HRC outlines transfer of Post-9/11 G.I. Bill benefits
Apr 12, 2011 By Master Sgt. Christina Steiner, HRC Public Affairs

Service members wanting to transfer their Post-9/11 G.I. Bill benefits to dependent children must do so before they
retire and their children will need to be full-time college students enrolled in the Defense Enrollment Eligibility
Reporting System by age 21.

The benefits must also be transferred by the time the dependent is 23, and the dependent has until age 26 to use
them, said Teddi Embrey, a human resource specialist who works in the Education Incentives Branch of the Adjutant
General Directorate, U.S. Army Human Resources Command.

Failure to comply with the transfer before retirement and transfer by the time the dependent is 23 are the top two
reasons Soldiers are denied transfer benefits, said Sarah Rowley, chief of the Education Incentives Branch.

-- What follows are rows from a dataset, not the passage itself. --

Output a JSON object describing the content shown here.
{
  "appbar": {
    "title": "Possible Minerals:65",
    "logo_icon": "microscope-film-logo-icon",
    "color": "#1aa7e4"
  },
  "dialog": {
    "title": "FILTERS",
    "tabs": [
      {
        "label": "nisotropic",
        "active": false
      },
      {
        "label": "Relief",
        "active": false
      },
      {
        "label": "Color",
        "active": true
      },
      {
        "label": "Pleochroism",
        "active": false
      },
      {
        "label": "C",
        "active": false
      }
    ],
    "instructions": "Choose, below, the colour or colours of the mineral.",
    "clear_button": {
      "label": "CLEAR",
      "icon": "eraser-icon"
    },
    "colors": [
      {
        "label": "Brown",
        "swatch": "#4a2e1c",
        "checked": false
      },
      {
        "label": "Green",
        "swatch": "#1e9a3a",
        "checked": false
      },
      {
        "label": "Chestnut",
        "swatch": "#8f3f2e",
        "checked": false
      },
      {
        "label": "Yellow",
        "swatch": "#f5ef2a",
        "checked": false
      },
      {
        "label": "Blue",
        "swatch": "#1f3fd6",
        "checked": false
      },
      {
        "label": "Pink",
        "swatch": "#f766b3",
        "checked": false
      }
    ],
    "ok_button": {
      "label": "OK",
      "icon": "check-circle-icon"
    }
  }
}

Soldiers
sometimes file erroneous congressional inquiries based upon this, she added.

Dependents must take an active interest in college yearly because the DEERS staff regularly checks their enrollment
status, and they will be dropped from DEERS if they’re not full-time students, Rowley said.

Soldiers interested in transferring Post-9/11 G.I. Bill benefits to qualifying children start the process through the
Education Incentives Branch, Embrey said. They must also be on active duty or a selected Army Reserve Soldier.

“We’re not having many problems with the Post-9/11 G.I. Bill itself,” Rowley said. “It’s with the transferring process and
people not getting all the information correct.”

Rowley explained that the U.S. Department of Veterans Affairs keeps numbers on overall servicemembers who use
the G.I. Bill. Since the transfer process began nearly two years ago, 58,000 Soldiers have transferred their benefits,
including National Guard Soldiers, she said.

Additional notes defining eligibility for transferability of education benefits include:

— Not barred for reenlistment or flagged due to adverse personnel actions
— Have at least six years of service on the date of request
— Have completed a minimum of six years in the armed forces and agree to serve another four years from the date of
request, or
— Have at least 10 years of service on the date of election and not be able to commit four more years due to a
retention-control point or mandatory retirement date, and commit to serve for the maximum time allowed by either the
Retention Control Point or the MRD as the date of request, or
— Have served at least 20 years on or before Aug. 1, 2009, therefore, no additional service required.

Requests to transfer benefits begin by using the DoD’s Transferability of Education Benefits website at: Steps include:

— Check the “Post-9/11 G.I.Bill Chapter 33.”
— Edit the information for any transfers
— Check all the “Transferability” acknowledgments
— Print a copy for records and submit electronically

Upon receiving DoD approval, apply through the Veterans Affairs online application at: and use Form 22-1990E.

“We are administrators of the program, but the VA makes the legislation,” Rowley said.

For more information, contact the Department of Veterans Affairs (Education) at 1-888-4551 or visit

If enlisted Soldiers experience problems, they should contact their retention NCO/career counselor office; officers
between the ranks of first lieutenant to lieutenant colonel and warrant officer 1 or selected reserves should contact
the HRC Education Incentives Branch officer at 1-800-872-8272.

For more information on the Post-9/11 G.I. Bill transfer process or other education services, call 1-888 ARMYHRC
(276-9472) or email the EIB at: